● **Problem to work on**:
Which lines of the entries below contain the string "this"? Copy each one.

* * * *

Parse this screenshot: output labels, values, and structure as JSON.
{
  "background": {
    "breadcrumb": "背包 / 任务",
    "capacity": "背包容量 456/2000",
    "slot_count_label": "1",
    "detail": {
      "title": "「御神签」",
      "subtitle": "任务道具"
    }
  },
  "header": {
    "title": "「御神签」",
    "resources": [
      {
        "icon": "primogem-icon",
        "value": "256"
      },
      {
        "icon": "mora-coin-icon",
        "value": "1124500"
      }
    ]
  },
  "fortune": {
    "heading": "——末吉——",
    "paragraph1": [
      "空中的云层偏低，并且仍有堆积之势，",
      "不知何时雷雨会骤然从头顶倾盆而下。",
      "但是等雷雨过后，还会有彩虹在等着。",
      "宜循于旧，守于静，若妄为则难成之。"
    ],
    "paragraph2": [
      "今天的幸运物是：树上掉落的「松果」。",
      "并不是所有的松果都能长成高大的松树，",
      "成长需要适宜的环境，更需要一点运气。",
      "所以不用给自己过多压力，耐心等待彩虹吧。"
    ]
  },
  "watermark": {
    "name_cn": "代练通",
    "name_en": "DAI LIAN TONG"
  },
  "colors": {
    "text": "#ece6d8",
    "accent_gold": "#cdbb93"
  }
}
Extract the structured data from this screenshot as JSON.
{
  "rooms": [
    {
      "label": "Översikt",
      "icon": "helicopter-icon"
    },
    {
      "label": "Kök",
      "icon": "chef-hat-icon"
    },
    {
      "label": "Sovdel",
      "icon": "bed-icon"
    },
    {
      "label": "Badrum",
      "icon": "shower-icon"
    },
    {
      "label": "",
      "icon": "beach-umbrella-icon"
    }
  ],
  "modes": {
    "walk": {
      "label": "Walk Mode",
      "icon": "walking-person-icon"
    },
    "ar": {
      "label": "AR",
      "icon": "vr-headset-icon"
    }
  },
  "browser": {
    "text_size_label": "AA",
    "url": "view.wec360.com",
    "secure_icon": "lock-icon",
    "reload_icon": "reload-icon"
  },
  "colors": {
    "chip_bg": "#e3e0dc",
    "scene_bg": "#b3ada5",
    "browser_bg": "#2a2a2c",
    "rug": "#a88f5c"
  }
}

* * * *

● **Exercise result**:
Parse this screenshot: output labels, values, and structure as JSON.
Extract the structured data from this screenshot as JSON.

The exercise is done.